### Work item
Extract all of the entries and set them down verbatim.

### Listed entries
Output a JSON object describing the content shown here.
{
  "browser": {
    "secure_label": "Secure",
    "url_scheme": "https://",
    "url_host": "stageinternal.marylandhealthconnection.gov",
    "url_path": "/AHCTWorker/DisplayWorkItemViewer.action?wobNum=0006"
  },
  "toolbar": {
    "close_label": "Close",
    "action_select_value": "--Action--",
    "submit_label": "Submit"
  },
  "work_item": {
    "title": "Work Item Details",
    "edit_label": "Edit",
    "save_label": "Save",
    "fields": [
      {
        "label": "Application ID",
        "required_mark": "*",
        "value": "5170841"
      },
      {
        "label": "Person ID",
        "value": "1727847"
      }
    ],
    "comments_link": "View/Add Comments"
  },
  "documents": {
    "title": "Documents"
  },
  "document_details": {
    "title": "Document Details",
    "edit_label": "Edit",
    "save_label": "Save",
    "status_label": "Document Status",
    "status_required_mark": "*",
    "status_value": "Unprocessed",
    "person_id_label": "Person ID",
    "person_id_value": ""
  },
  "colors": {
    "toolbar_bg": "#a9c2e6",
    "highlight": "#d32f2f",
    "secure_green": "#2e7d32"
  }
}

### Response to the exercise
Output a JSON object describing the content shown here.
{
  "browser": {
    "secure_label": "Secure",
    "url_scheme": "https://",
    "url_host": "stageinternal.marylandhealthconnection.gov",
    "url_path": "/AHCTWorker/DisplayWorkItemViewer.action?wobNum=0006"
  },
  "toolbar": {
    "close_label": "Close",
    "action_select_value": "--Action--",
    "submit_label": "Submit"
  },
  "work_item": {
    "title": "Work Item Details",
    "edit_label": "Edit",
    "save_label": "Save",
    "fields": [
      {
        "label": "Application ID",
        "required_mark": "*",
        "value": "5170841"
      },
      {
        "label": "Person ID",
        "value": "1727847"
      }
    ],
    "comments_link": "View/Add Comments"
  },
  "documents": {
    "title": "Documents"
  },
  "document_details": {
    "title": "Document Details",
    "edit_label": "Edit",
    "save_label": "Save",
    "status_label": "Document Status",
    "status_required_mark": "*",
    "status_value": "Unprocessed",
    "person_id_label": "Person ID",
    "person_id_value": ""
  },
  "colors": {
    "toolbar_bg": "#a9c2e6",
    "highlight": "#d32f2f",
    "secure_green": "#2e7d32"
  }
}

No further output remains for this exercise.